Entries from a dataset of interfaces
--*--
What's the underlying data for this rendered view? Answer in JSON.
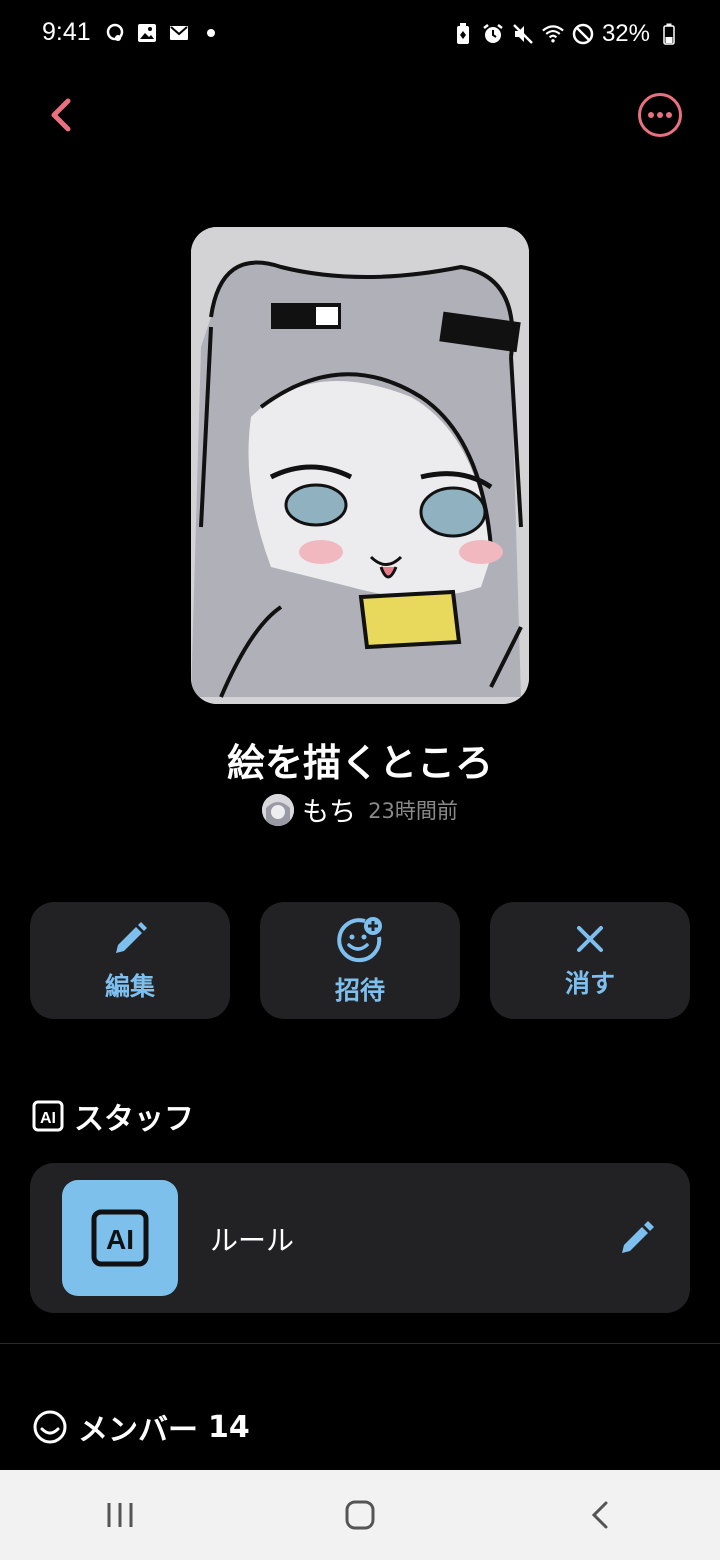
{
  "status_bar": {
    "time": "9:41",
    "battery": "32%",
    "left_icons": [
      "assistant-icon",
      "image-icon",
      "mail-icon",
      "dot-icon"
    ],
    "right_icons": [
      "battery-saver-icon",
      "alarm-icon",
      "mute-icon",
      "wifi-icon",
      "dnd-icon",
      "battery-icon"
    ]
  },
  "header": {
    "back_icon": "chevron-left-icon",
    "more_icon": "more-icon",
    "accent_color": "#e8707f"
  },
  "room": {
    "title": "絵を描くところ",
    "author": "もち",
    "posted": "23時間前"
  },
  "actions": [
    {
      "label": "編集",
      "icon": "pencil-icon"
    },
    {
      "label": "招待",
      "icon": "invite-icon"
    },
    {
      "label": "消す",
      "icon": "close-icon"
    }
  ],
  "staff_section": {
    "title": "スタッフ",
    "icon": "ai-icon",
    "items": [
      {
        "name": "ルール",
        "badge": "AI"
      }
    ]
  },
  "members_section": {
    "title": "メンバー",
    "count": "14",
    "icon": "smile-icon"
  },
  "nav": {
    "items": [
      "recents-icon",
      "home-icon",
      "back-icon"
    ]
  },
  "colors": {
    "accent_blue": "#7dc0f0",
    "card_bg": "#222224"
  }
}
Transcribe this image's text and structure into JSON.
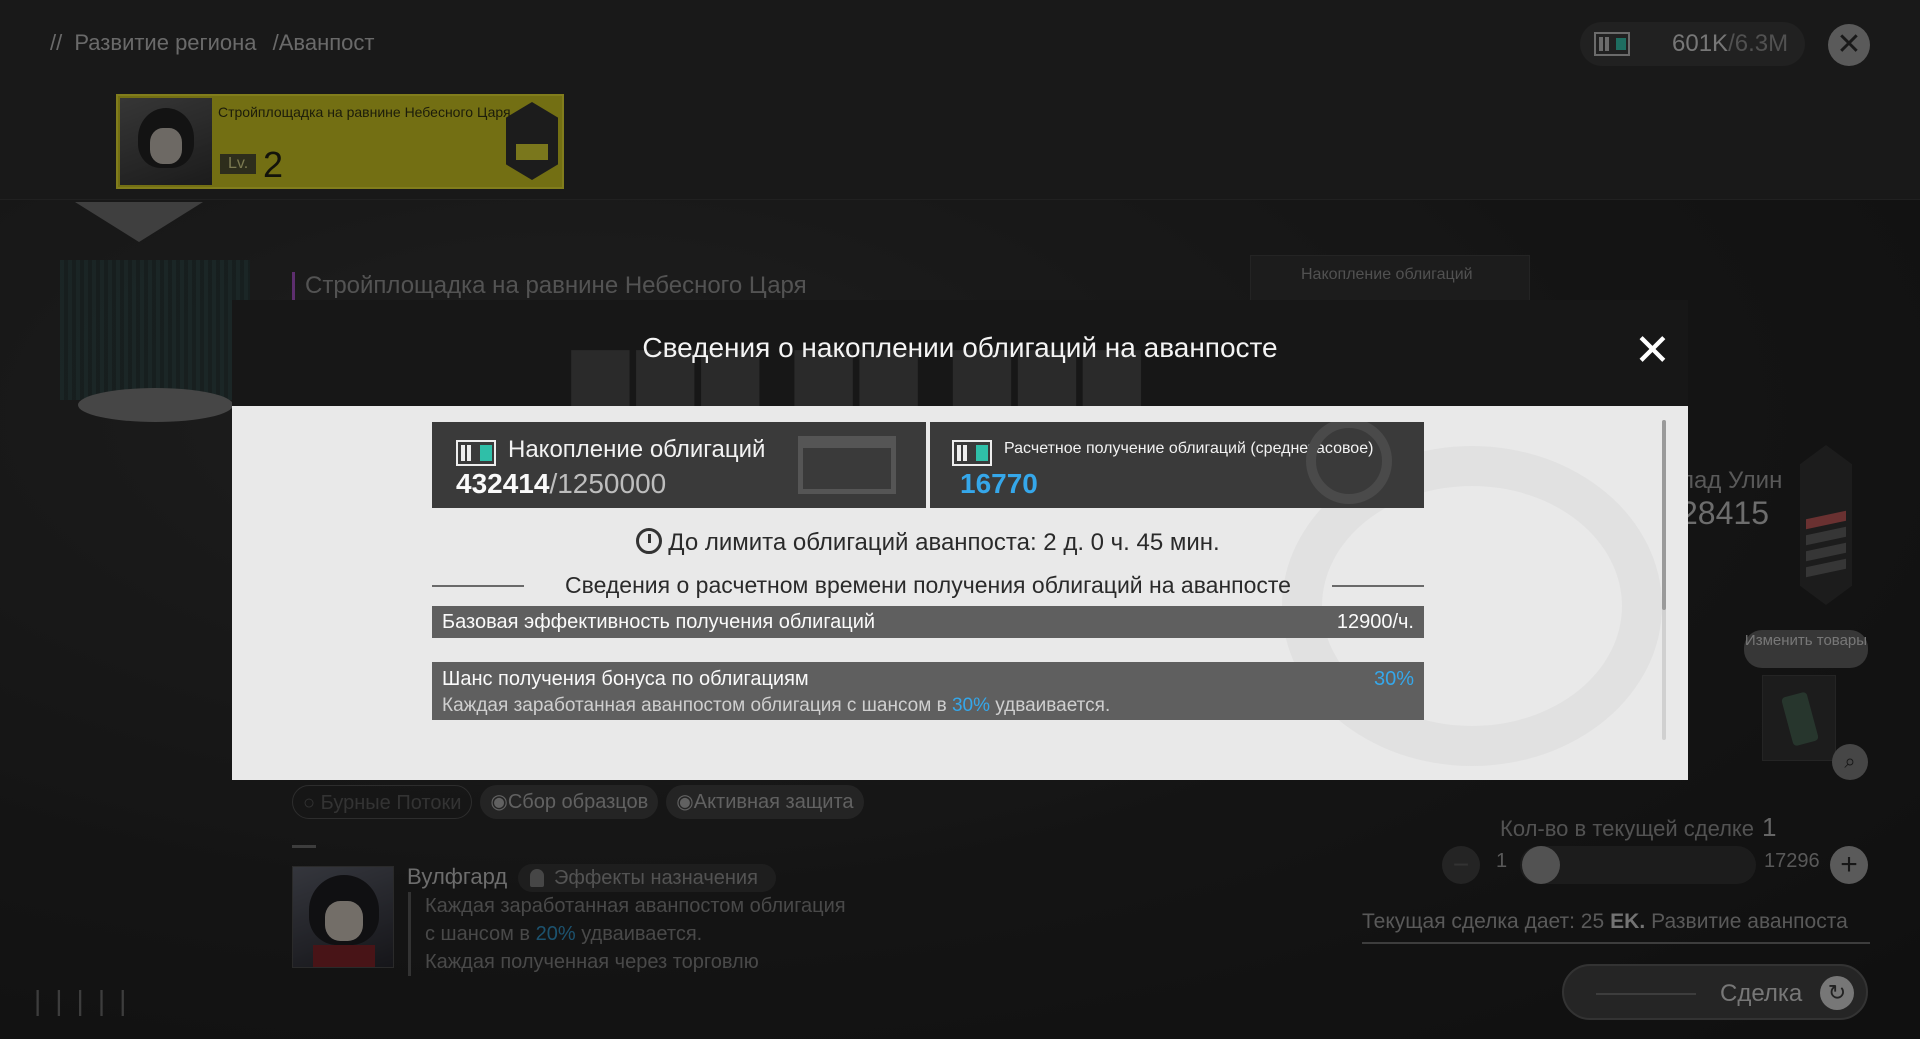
{
  "header": {
    "breadcrumb_region": "Развитие региона",
    "breadcrumb_outpost": "/Аванпост",
    "currency_value": "601K",
    "currency_max": "/6.3M"
  },
  "site": {
    "name": "Стройплощадка на равнине Небесного Царя",
    "level_label": "Lv.",
    "level": "2",
    "subtitle": "Стройплощадка на равнине Небесного Царя",
    "bg_stat_label": "Накопление облигаций"
  },
  "right_panel": {
    "name_partial": "лад Улин",
    "value_partial": "28415",
    "change_goods": "Изменить товары"
  },
  "tags": [
    "Бурные Потоки",
    "Сбор образцов",
    "Активная защита"
  ],
  "character": {
    "name": "Вулфгард",
    "effects_label": "Эффекты назначения",
    "desc_1": "Каждая заработанная аванпостом облигация",
    "desc_2_pre": "с шансом в ",
    "desc_2_hl": "20%",
    "desc_2_post": " удваивается.",
    "desc_3": "Каждая полученная через торговлю"
  },
  "deal": {
    "qty_label": "Кол-во в текущей сделке",
    "qty_value": "1",
    "min": "1",
    "max": "17296",
    "gives_text": "Текущая сделка дает: 25",
    "gives_mark": "EK.",
    "gives_target": "Развитие аванпоста",
    "button_label": "Сделка"
  },
  "modal": {
    "title": "Сведения о накоплении облигаций на аванпосте",
    "accum_label": "Накопление облигаций",
    "accum_value": "432414",
    "accum_max": "/1250000",
    "estimated_label": "Расчетное получение облигаций (среднечасовое)",
    "estimated_value": "16770",
    "limit_text": "До лимита облигаций аванпоста: 2 д. 0 ч. 45 мин.",
    "section_title": "Сведения о расчетном времени получения облигаций на аванпосте",
    "base_label": "Базовая эффективность получения облигаций",
    "base_value": "12900/ч.",
    "bonus_label": "Шанс получения бонуса по облигациям",
    "bonus_value": "30%",
    "bonus_desc_pre": "Каждая заработанная аванпостом облигация с шансом в ",
    "bonus_desc_hl": "30%",
    "bonus_desc_post": " удваивается."
  },
  "colors": {
    "accent_blue": "#35a7ea",
    "site_card_yellow": "#c9c21b"
  }
}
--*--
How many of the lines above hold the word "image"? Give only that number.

**Solution to the exercise**
2